The Salisbury Park Apartment complex in Christchurch, insured by Zurich, was badly damaged in the 22 February 2011 earthquake. The likely cost of reinstatement was $25m, but replacement cover under the Zurich policy was capped at $12.95m. The apartments also had cover under the Earthquake Commission Act 1993 and the maximum amount of $6.8m had been paid by EQC.
The Body Corporate claimed that it was entitled to be paid $12.95m under the policy, in addition to the $6.8m received from EQC (i.e. a combined payment of $19.75m). Zurich said that the Body Corporate’s cover was capped at $12.95m in total, $6.8m from EQC and $6.1m from Zurich.
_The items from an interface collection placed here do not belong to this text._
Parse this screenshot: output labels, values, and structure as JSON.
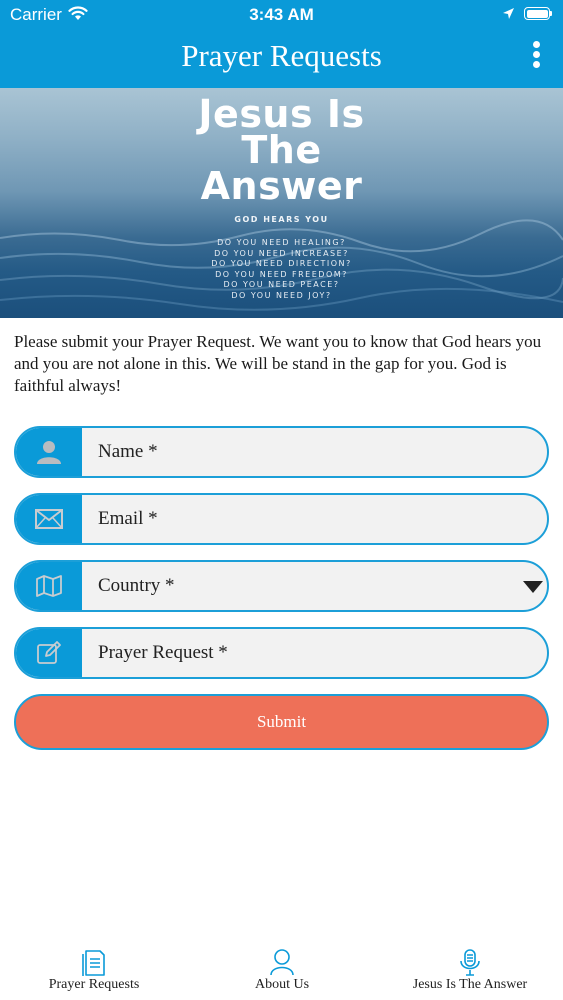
{
  "status_bar": {
    "carrier": "Carrier",
    "time": "3:43 AM"
  },
  "header": {
    "title": "Prayer Requests"
  },
  "banner": {
    "title_lines": [
      "Jesus Is",
      "The",
      "Answer"
    ],
    "subtitle": "GOD HEARS YOU",
    "lines": [
      "DO YOU NEED HEALING?",
      "DO YOU NEED INCREASE?",
      "DO YOU NEED DIRECTION?",
      "DO YOU NEED FREEDOM?",
      "DO YOU NEED PEACE?",
      "DO YOU NEED JOY?"
    ]
  },
  "intro": "Please submit your Prayer Request. We want you to know that God hears you and you are not alone in this. We will be stand in the gap for you. God is faithful always!",
  "form": {
    "name_placeholder": "Name *",
    "email_placeholder": "Email *",
    "country_placeholder": "Country *",
    "prayer_placeholder": "Prayer Request *",
    "submit_label": "Submit"
  },
  "tabs": [
    {
      "label": "Prayer Requests",
      "icon": "document-icon"
    },
    {
      "label": "About Us",
      "icon": "person-icon"
    },
    {
      "label": "Jesus Is The Answer",
      "icon": "microphone-icon"
    }
  ],
  "colors": {
    "accent": "#0a9ad8",
    "submit": "#ee7058",
    "field_bg": "#f2f2f2"
  }
}
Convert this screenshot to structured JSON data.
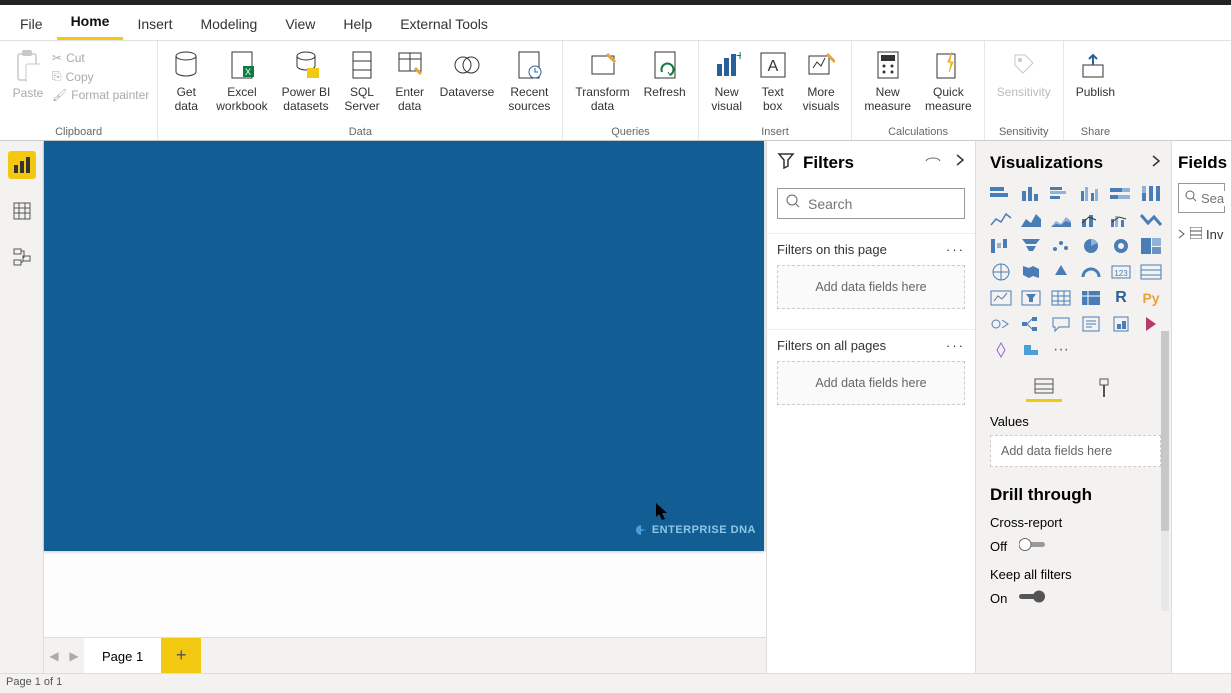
{
  "menu": {
    "file": "File",
    "home": "Home",
    "insert": "Insert",
    "modeling": "Modeling",
    "view": "View",
    "help": "Help",
    "external": "External Tools"
  },
  "clipboard": {
    "group": "Clipboard",
    "paste": "Paste",
    "cut": "Cut",
    "copy": "Copy",
    "format_painter": "Format painter"
  },
  "datagrp": {
    "group": "Data",
    "get_data": "Get\ndata",
    "excel": "Excel\nworkbook",
    "pbi_ds": "Power BI\ndatasets",
    "sql": "SQL\nServer",
    "enter": "Enter\ndata",
    "dataverse": "Dataverse",
    "recent": "Recent\nsources"
  },
  "queries": {
    "group": "Queries",
    "transform": "Transform\ndata",
    "refresh": "Refresh"
  },
  "insertgrp": {
    "group": "Insert",
    "new_visual": "New\nvisual",
    "text_box": "Text\nbox",
    "more": "More\nvisuals"
  },
  "calc": {
    "group": "Calculations",
    "new_measure": "New\nmeasure",
    "quick": "Quick\nmeasure"
  },
  "sens": {
    "group": "Sensitivity",
    "label": "Sensitivity"
  },
  "share": {
    "group": "Share",
    "publish": "Publish"
  },
  "filters": {
    "title": "Filters",
    "search_ph": "Search",
    "on_page": "Filters on this page",
    "on_all": "Filters on all pages",
    "add_here": "Add data fields here"
  },
  "viz": {
    "title": "Visualizations",
    "values": "Values",
    "add_here": "Add data fields here",
    "drill": "Drill through",
    "cross_report": "Cross-report",
    "off": "Off",
    "keep": "Keep all filters",
    "on": "On"
  },
  "fields": {
    "title": "Fields",
    "search_ph": "Sea",
    "item1": "Inv"
  },
  "pager": {
    "page1": "Page 1"
  },
  "status": "Page 1 of 1",
  "canvas": {
    "logo": "ENTERPRISE DNA"
  }
}
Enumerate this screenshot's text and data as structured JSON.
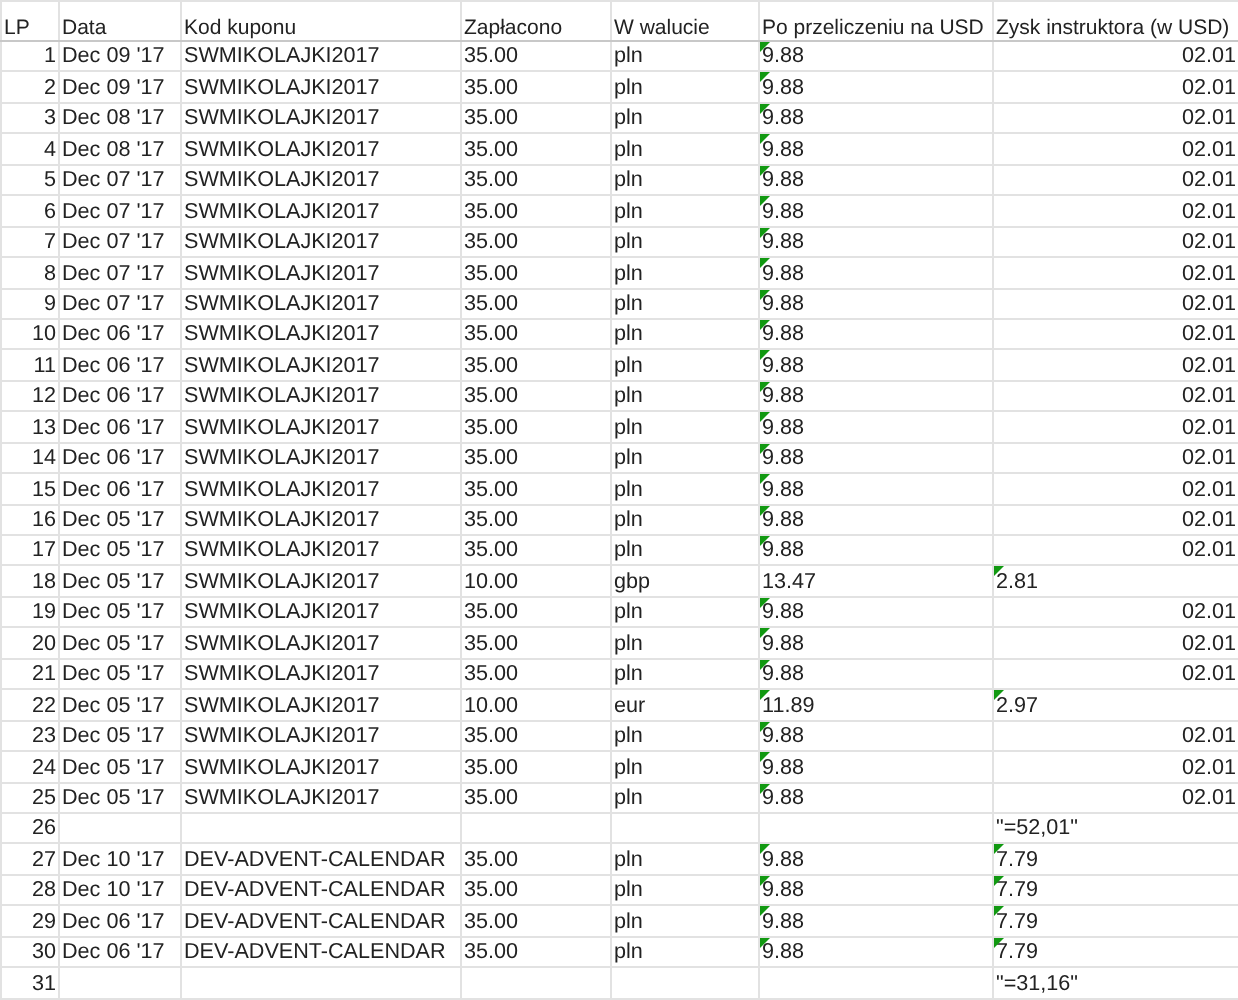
{
  "table": {
    "columns": [
      "LP",
      "Data",
      "Kod kuponu",
      "Zapłacono",
      "W walucie",
      "Po przeliczeniu na USD",
      "Zysk instruktora (w USD)"
    ],
    "rows": [
      {
        "cells": [
          {
            "text": "1",
            "kind": "number"
          },
          {
            "text": "Dec 09 '17",
            "kind": "text"
          },
          {
            "text": "SWMIKOLAJKI2017",
            "kind": "text"
          },
          {
            "text": "35.00",
            "kind": "text"
          },
          {
            "text": "pln",
            "kind": "text"
          },
          {
            "text": "9.88",
            "kind": "text",
            "flag": true
          },
          {
            "text": "02.01",
            "kind": "number",
            "flag": false
          }
        ]
      },
      {
        "cells": [
          {
            "text": "2",
            "kind": "number"
          },
          {
            "text": "Dec 09 '17",
            "kind": "text"
          },
          {
            "text": "SWMIKOLAJKI2017",
            "kind": "text"
          },
          {
            "text": "35.00",
            "kind": "text"
          },
          {
            "text": "pln",
            "kind": "text"
          },
          {
            "text": "9.88",
            "kind": "text",
            "flag": true
          },
          {
            "text": "02.01",
            "kind": "number",
            "flag": false
          }
        ]
      },
      {
        "cells": [
          {
            "text": "3",
            "kind": "number"
          },
          {
            "text": "Dec 08 '17",
            "kind": "text"
          },
          {
            "text": "SWMIKOLAJKI2017",
            "kind": "text"
          },
          {
            "text": "35.00",
            "kind": "text"
          },
          {
            "text": "pln",
            "kind": "text"
          },
          {
            "text": "9.88",
            "kind": "text",
            "flag": true
          },
          {
            "text": "02.01",
            "kind": "number",
            "flag": false
          }
        ]
      },
      {
        "cells": [
          {
            "text": "4",
            "kind": "number"
          },
          {
            "text": "Dec 08 '17",
            "kind": "text"
          },
          {
            "text": "SWMIKOLAJKI2017",
            "kind": "text"
          },
          {
            "text": "35.00",
            "kind": "text"
          },
          {
            "text": "pln",
            "kind": "text"
          },
          {
            "text": "9.88",
            "kind": "text",
            "flag": true
          },
          {
            "text": "02.01",
            "kind": "number",
            "flag": false
          }
        ]
      },
      {
        "cells": [
          {
            "text": "5",
            "kind": "number"
          },
          {
            "text": "Dec 07 '17",
            "kind": "text"
          },
          {
            "text": "SWMIKOLAJKI2017",
            "kind": "text"
          },
          {
            "text": "35.00",
            "kind": "text"
          },
          {
            "text": "pln",
            "kind": "text"
          },
          {
            "text": "9.88",
            "kind": "text",
            "flag": true
          },
          {
            "text": "02.01",
            "kind": "number",
            "flag": false
          }
        ]
      },
      {
        "cells": [
          {
            "text": "6",
            "kind": "number"
          },
          {
            "text": "Dec 07 '17",
            "kind": "text"
          },
          {
            "text": "SWMIKOLAJKI2017",
            "kind": "text"
          },
          {
            "text": "35.00",
            "kind": "text"
          },
          {
            "text": "pln",
            "kind": "text"
          },
          {
            "text": "9.88",
            "kind": "text",
            "flag": true
          },
          {
            "text": "02.01",
            "kind": "number",
            "flag": false
          }
        ]
      },
      {
        "cells": [
          {
            "text": "7",
            "kind": "number"
          },
          {
            "text": "Dec 07 '17",
            "kind": "text"
          },
          {
            "text": "SWMIKOLAJKI2017",
            "kind": "text"
          },
          {
            "text": "35.00",
            "kind": "text"
          },
          {
            "text": "pln",
            "kind": "text"
          },
          {
            "text": "9.88",
            "kind": "text",
            "flag": true
          },
          {
            "text": "02.01",
            "kind": "number",
            "flag": false
          }
        ]
      },
      {
        "cells": [
          {
            "text": "8",
            "kind": "number"
          },
          {
            "text": "Dec 07 '17",
            "kind": "text"
          },
          {
            "text": "SWMIKOLAJKI2017",
            "kind": "text"
          },
          {
            "text": "35.00",
            "kind": "text"
          },
          {
            "text": "pln",
            "kind": "text"
          },
          {
            "text": "9.88",
            "kind": "text",
            "flag": true
          },
          {
            "text": "02.01",
            "kind": "number",
            "flag": false
          }
        ]
      },
      {
        "cells": [
          {
            "text": "9",
            "kind": "number"
          },
          {
            "text": "Dec 07 '17",
            "kind": "text"
          },
          {
            "text": "SWMIKOLAJKI2017",
            "kind": "text"
          },
          {
            "text": "35.00",
            "kind": "text"
          },
          {
            "text": "pln",
            "kind": "text"
          },
          {
            "text": "9.88",
            "kind": "text",
            "flag": true
          },
          {
            "text": "02.01",
            "kind": "number",
            "flag": false
          }
        ]
      },
      {
        "cells": [
          {
            "text": "10",
            "kind": "number"
          },
          {
            "text": "Dec 06 '17",
            "kind": "text"
          },
          {
            "text": "SWMIKOLAJKI2017",
            "kind": "text"
          },
          {
            "text": "35.00",
            "kind": "text"
          },
          {
            "text": "pln",
            "kind": "text"
          },
          {
            "text": "9.88",
            "kind": "text",
            "flag": true
          },
          {
            "text": "02.01",
            "kind": "number",
            "flag": false
          }
        ]
      },
      {
        "cells": [
          {
            "text": "11",
            "kind": "number"
          },
          {
            "text": "Dec 06 '17",
            "kind": "text"
          },
          {
            "text": "SWMIKOLAJKI2017",
            "kind": "text"
          },
          {
            "text": "35.00",
            "kind": "text"
          },
          {
            "text": "pln",
            "kind": "text"
          },
          {
            "text": "9.88",
            "kind": "text",
            "flag": true
          },
          {
            "text": "02.01",
            "kind": "number",
            "flag": false
          }
        ]
      },
      {
        "cells": [
          {
            "text": "12",
            "kind": "number"
          },
          {
            "text": "Dec 06 '17",
            "kind": "text"
          },
          {
            "text": "SWMIKOLAJKI2017",
            "kind": "text"
          },
          {
            "text": "35.00",
            "kind": "text"
          },
          {
            "text": "pln",
            "kind": "text"
          },
          {
            "text": "9.88",
            "kind": "text",
            "flag": true
          },
          {
            "text": "02.01",
            "kind": "number",
            "flag": false
          }
        ]
      },
      {
        "cells": [
          {
            "text": "13",
            "kind": "number"
          },
          {
            "text": "Dec 06 '17",
            "kind": "text"
          },
          {
            "text": "SWMIKOLAJKI2017",
            "kind": "text"
          },
          {
            "text": "35.00",
            "kind": "text"
          },
          {
            "text": "pln",
            "kind": "text"
          },
          {
            "text": "9.88",
            "kind": "text",
            "flag": true
          },
          {
            "text": "02.01",
            "kind": "number",
            "flag": false
          }
        ]
      },
      {
        "cells": [
          {
            "text": "14",
            "kind": "number"
          },
          {
            "text": "Dec 06 '17",
            "kind": "text"
          },
          {
            "text": "SWMIKOLAJKI2017",
            "kind": "text"
          },
          {
            "text": "35.00",
            "kind": "text"
          },
          {
            "text": "pln",
            "kind": "text"
          },
          {
            "text": "9.88",
            "kind": "text",
            "flag": true
          },
          {
            "text": "02.01",
            "kind": "number",
            "flag": false
          }
        ]
      },
      {
        "cells": [
          {
            "text": "15",
            "kind": "number"
          },
          {
            "text": "Dec 06 '17",
            "kind": "text"
          },
          {
            "text": "SWMIKOLAJKI2017",
            "kind": "text"
          },
          {
            "text": "35.00",
            "kind": "text"
          },
          {
            "text": "pln",
            "kind": "text"
          },
          {
            "text": "9.88",
            "kind": "text",
            "flag": true
          },
          {
            "text": "02.01",
            "kind": "number",
            "flag": false
          }
        ]
      },
      {
        "cells": [
          {
            "text": "16",
            "kind": "number"
          },
          {
            "text": "Dec 05 '17",
            "kind": "text"
          },
          {
            "text": "SWMIKOLAJKI2017",
            "kind": "text"
          },
          {
            "text": "35.00",
            "kind": "text"
          },
          {
            "text": "pln",
            "kind": "text"
          },
          {
            "text": "9.88",
            "kind": "text",
            "flag": true
          },
          {
            "text": "02.01",
            "kind": "number",
            "flag": false
          }
        ]
      },
      {
        "cells": [
          {
            "text": "17",
            "kind": "number"
          },
          {
            "text": "Dec 05 '17",
            "kind": "text"
          },
          {
            "text": "SWMIKOLAJKI2017",
            "kind": "text"
          },
          {
            "text": "35.00",
            "kind": "text"
          },
          {
            "text": "pln",
            "kind": "text"
          },
          {
            "text": "9.88",
            "kind": "text",
            "flag": true
          },
          {
            "text": "02.01",
            "kind": "number",
            "flag": false
          }
        ]
      },
      {
        "cells": [
          {
            "text": "18",
            "kind": "number"
          },
          {
            "text": "Dec 05 '17",
            "kind": "text"
          },
          {
            "text": "SWMIKOLAJKI2017",
            "kind": "text"
          },
          {
            "text": "10.00",
            "kind": "text"
          },
          {
            "text": "gbp",
            "kind": "text"
          },
          {
            "text": "13.47",
            "kind": "text",
            "flag": false
          },
          {
            "text": "2.81",
            "kind": "text",
            "flag": true
          }
        ]
      },
      {
        "cells": [
          {
            "text": "19",
            "kind": "number"
          },
          {
            "text": "Dec 05 '17",
            "kind": "text"
          },
          {
            "text": "SWMIKOLAJKI2017",
            "kind": "text"
          },
          {
            "text": "35.00",
            "kind": "text"
          },
          {
            "text": "pln",
            "kind": "text"
          },
          {
            "text": "9.88",
            "kind": "text",
            "flag": true
          },
          {
            "text": "02.01",
            "kind": "number",
            "flag": false
          }
        ]
      },
      {
        "cells": [
          {
            "text": "20",
            "kind": "number"
          },
          {
            "text": "Dec 05 '17",
            "kind": "text"
          },
          {
            "text": "SWMIKOLAJKI2017",
            "kind": "text"
          },
          {
            "text": "35.00",
            "kind": "text"
          },
          {
            "text": "pln",
            "kind": "text"
          },
          {
            "text": "9.88",
            "kind": "text",
            "flag": true
          },
          {
            "text": "02.01",
            "kind": "number",
            "flag": false
          }
        ]
      },
      {
        "cells": [
          {
            "text": "21",
            "kind": "number"
          },
          {
            "text": "Dec 05 '17",
            "kind": "text"
          },
          {
            "text": "SWMIKOLAJKI2017",
            "kind": "text"
          },
          {
            "text": "35.00",
            "kind": "text"
          },
          {
            "text": "pln",
            "kind": "text"
          },
          {
            "text": "9.88",
            "kind": "text",
            "flag": true
          },
          {
            "text": "02.01",
            "kind": "number",
            "flag": false
          }
        ]
      },
      {
        "cells": [
          {
            "text": "22",
            "kind": "number"
          },
          {
            "text": "Dec 05 '17",
            "kind": "text"
          },
          {
            "text": "SWMIKOLAJKI2017",
            "kind": "text"
          },
          {
            "text": "10.00",
            "kind": "text"
          },
          {
            "text": "eur",
            "kind": "text"
          },
          {
            "text": "11.89",
            "kind": "text",
            "flag": true
          },
          {
            "text": "2.97",
            "kind": "text",
            "flag": true
          }
        ]
      },
      {
        "cells": [
          {
            "text": "23",
            "kind": "number"
          },
          {
            "text": "Dec 05 '17",
            "kind": "text"
          },
          {
            "text": "SWMIKOLAJKI2017",
            "kind": "text"
          },
          {
            "text": "35.00",
            "kind": "text"
          },
          {
            "text": "pln",
            "kind": "text"
          },
          {
            "text": "9.88",
            "kind": "text",
            "flag": true
          },
          {
            "text": "02.01",
            "kind": "number",
            "flag": false
          }
        ]
      },
      {
        "cells": [
          {
            "text": "24",
            "kind": "number"
          },
          {
            "text": "Dec 05 '17",
            "kind": "text"
          },
          {
            "text": "SWMIKOLAJKI2017",
            "kind": "text"
          },
          {
            "text": "35.00",
            "kind": "text"
          },
          {
            "text": "pln",
            "kind": "text"
          },
          {
            "text": "9.88",
            "kind": "text",
            "flag": true
          },
          {
            "text": "02.01",
            "kind": "number",
            "flag": false
          }
        ]
      },
      {
        "cells": [
          {
            "text": "25",
            "kind": "number"
          },
          {
            "text": "Dec 05 '17",
            "kind": "text"
          },
          {
            "text": "SWMIKOLAJKI2017",
            "kind": "text"
          },
          {
            "text": "35.00",
            "kind": "text"
          },
          {
            "text": "pln",
            "kind": "text"
          },
          {
            "text": "9.88",
            "kind": "text",
            "flag": true
          },
          {
            "text": "02.01",
            "kind": "number",
            "flag": false
          }
        ]
      },
      {
        "cells": [
          {
            "text": "26",
            "kind": "number"
          },
          {
            "kind": "empty"
          },
          {
            "kind": "empty"
          },
          {
            "kind": "empty"
          },
          {
            "kind": "empty"
          },
          {
            "kind": "empty",
            "flag": false
          },
          {
            "text": "\"=52,01\"",
            "kind": "text",
            "flag": false
          }
        ]
      },
      {
        "cells": [
          {
            "text": "27",
            "kind": "number"
          },
          {
            "text": "Dec 10 '17",
            "kind": "text"
          },
          {
            "text": "DEV-ADVENT-CALENDAR",
            "kind": "text"
          },
          {
            "text": "35.00",
            "kind": "text"
          },
          {
            "text": "pln",
            "kind": "text"
          },
          {
            "text": "9.88",
            "kind": "text",
            "flag": true
          },
          {
            "text": "7.79",
            "kind": "text",
            "flag": true
          }
        ]
      },
      {
        "cells": [
          {
            "text": "28",
            "kind": "number"
          },
          {
            "text": "Dec 10 '17",
            "kind": "text"
          },
          {
            "text": "DEV-ADVENT-CALENDAR",
            "kind": "text"
          },
          {
            "text": "35.00",
            "kind": "text"
          },
          {
            "text": "pln",
            "kind": "text"
          },
          {
            "text": "9.88",
            "kind": "text",
            "flag": true
          },
          {
            "text": "7.79",
            "kind": "text",
            "flag": true
          }
        ]
      },
      {
        "cells": [
          {
            "text": "29",
            "kind": "number"
          },
          {
            "text": "Dec 06 '17",
            "kind": "text"
          },
          {
            "text": "DEV-ADVENT-CALENDAR",
            "kind": "text"
          },
          {
            "text": "35.00",
            "kind": "text"
          },
          {
            "text": "pln",
            "kind": "text"
          },
          {
            "text": "9.88",
            "kind": "text",
            "flag": true
          },
          {
            "text": "7.79",
            "kind": "text",
            "flag": true
          }
        ]
      },
      {
        "cells": [
          {
            "text": "30",
            "kind": "number"
          },
          {
            "text": "Dec 06 '17",
            "kind": "text"
          },
          {
            "text": "DEV-ADVENT-CALENDAR",
            "kind": "text"
          },
          {
            "text": "35.00",
            "kind": "text"
          },
          {
            "text": "pln",
            "kind": "text"
          },
          {
            "text": "9.88",
            "kind": "text",
            "flag": true
          },
          {
            "text": "7.79",
            "kind": "text",
            "flag": true
          }
        ]
      },
      {
        "cells": [
          {
            "text": "31",
            "kind": "number"
          },
          {
            "kind": "empty"
          },
          {
            "kind": "empty"
          },
          {
            "kind": "empty"
          },
          {
            "kind": "empty"
          },
          {
            "kind": "empty",
            "flag": false
          },
          {
            "text": "\"=31,16\"",
            "kind": "text",
            "flag": false
          }
        ]
      }
    ]
  }
}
The dispute turned on clause MD15 of the Brokernet policy wording, which read:
In the event of the Insured having insured residential property for which compulsory Natural Disaster Damage cover under the Earthquake Commission Act 1993 applies then in the event of such property suffering Natural Disaster Damage during the Period of Cover and covered by Natural Disaster Damage cover, then the Insurers liability will be limited to the amount of loss in excess of the Natural Disaster Damage cover. (our emphasis)
It was common ground that MD15 reversed the statutory presumption in s 30(1) of the Earthquake Commission Act that a private insurance policy responds first to natural disaster damage. The question was whether the insurer’s liability under MD15 was limited to the insured loss in excess of the statutory cover (i.e. the sum insured of $12.95m less $6.8m) or the actual loss in excess of the statutory cover (i.e. the reinstatement costs of $25m less $6.8m), subject to the cap of $12.95m.
The factual background to the claim was provided by way of affidavit. The Body Corporate’s broker, ACM, had sought quotes from various insurers based on a replacement cost estimate of $12.95m and the Brokernet policy wording. Zurich provided rates, which ACM used to calculate the premium. The premium calculation assumed that Zurich would cover the difference between the statutory cover and the sum insured (i.e. $6.1m).
The High Court found that ACM knew from its market experience that the premium was calculated on a net liability basis and in fact had calculated the premium on that basis. The Body Corporate had engaged ACM for its expertise in the insurance market and ACM’s knowledge as an “agent to know” was accordingly imputed to the Body Corporate. As the Court of Appeal noted at paragraph  of the judgment, it follows that the parties to the policy agreed that Zurich would provide cover of $6.1m.
As stated by Tipping J in Vector Gas Ltd v Bay of Plenty Energy Ltd  2 NZLR 444 at , the ultimate objective in a contract interpretation dispute is to establish the meaning the parties intended their words to bear. Evidence is assessed on an objective basis, taking into account the commercial or other context in which the contract was made and all facts and circumstances known to and likely to be operating on the parties’ minds.
The High Court held that the plain words of MD15 meant that Zurich’s liability was measured against the actual loss, not the insured loss. Having correctly stated the test in Vector, the Full Court then misapplied it, by focusing on the objective commercial sense of an agreement to provide cover for $12.95m in return for a premium based on $6.1m, rather than the actual intention of the parties (objectively assessed). The Court of Appeal overturned the High Court’s judgment: it was apparent from the factual background that both parties intended cover would be limited to the difference between statutory earthquake cover and the sum insured.
The Court of Appeal disagreed with the High Court’s view of the plain words of MD15. It is not clear whether the Court took the view that “loss” meant “insured loss” rather than “actual loss”, or whether it simply viewed the clause as ambiguous. The lack of clarity in the judgment on that point may limit its usefulness as a precedent.
The Court of Appeal noted that the plainer the words of a contract, the less likely it is that the parties intended them to mean something else and that if, read objectively, the language will not bear the meaning for which a plaintiff contends, a remedy may be sought in rectification (judgment at ). The majority in Vector made it clear, however, that an unambiguous clause does not preclude a review of the factual context and a displacement of the plain meeting. Rectification is accordingly not necessary to correct drafting or linguistic errors (see Tipping J at ), although it remains an alternative to an interpretation argument. The Court of Appeal’s view that the meaning of MD15 was not plain and unambiguous should not be interpreted as a precondition to its conclusion on the meaning of the policy in its commercial context.